#12
Quote by Blind In 1 Ear
i think he would be entitled to some of the profits if you ended up making money off of those songs. because he did in fact play on the song and helped make it what it is. although unless he can prove for sure that he even played on the tracks, i dont think there is much he can do. i supose you could always claim that although he was in the band it is in fact not him playing on the tracks. but you might as well get another drummer to record the drum parts over again. im pretty sure it doesnt matter if he plays the beat the same as your ex drummer. im pretty sure thats one of those things that cant be copywritten.


I agree. Technically speaking, especially if he recorded the drum parts, then he should be entitled to some of the profit.

If it went to court though, it'd be up to him to product evidence that he wrote the pieces and that the drum beats he wrote are the same ones your band still uses.
#13

If it went to court though, it'd be up to him to product evidence that he wrote the pieces and that the drum beats he wrote are the same ones your band still uses.


And all he needs to do that is call the members of the band as witnesses, or if they appear as witnesses for the defence, and just ask them. Remember, you're under oath, and you're fuggled if you lie in court and they catch you out.
OK, that wouldn't potentially be enough if the band members managed to avoid ever being sworn in, but it'd be pretty decisive.

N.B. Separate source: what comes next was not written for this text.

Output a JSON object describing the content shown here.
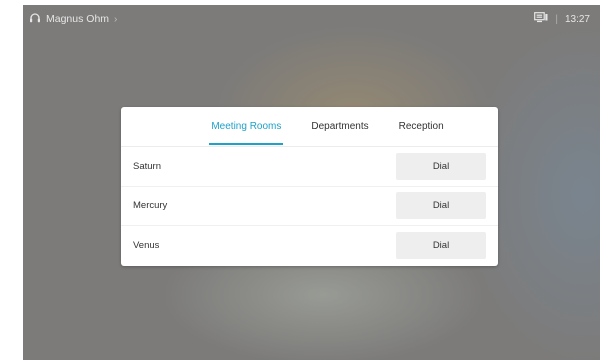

Not saying this is likely to happen, mind, just mentioning it in case someone else in a different situation relies on what this forum says. :P
#14
It's funny that everyone that posted said the exact same thing. And I really doubt the kid would actually take it to court. I think he was just asking for clarification, not if it actually happened.
#15
You cannot copyright a drum beat, if you could, you'd be able to take everyone that ever wrote a song with the same basic beat to court and claim payment from them.
He could be entitled to royalties from recording sales if he's helped to write the songs, but it can always be argued that whoever came up with the main riff for the songs actualy determined what beat the song was played in before the drummer even hit anything.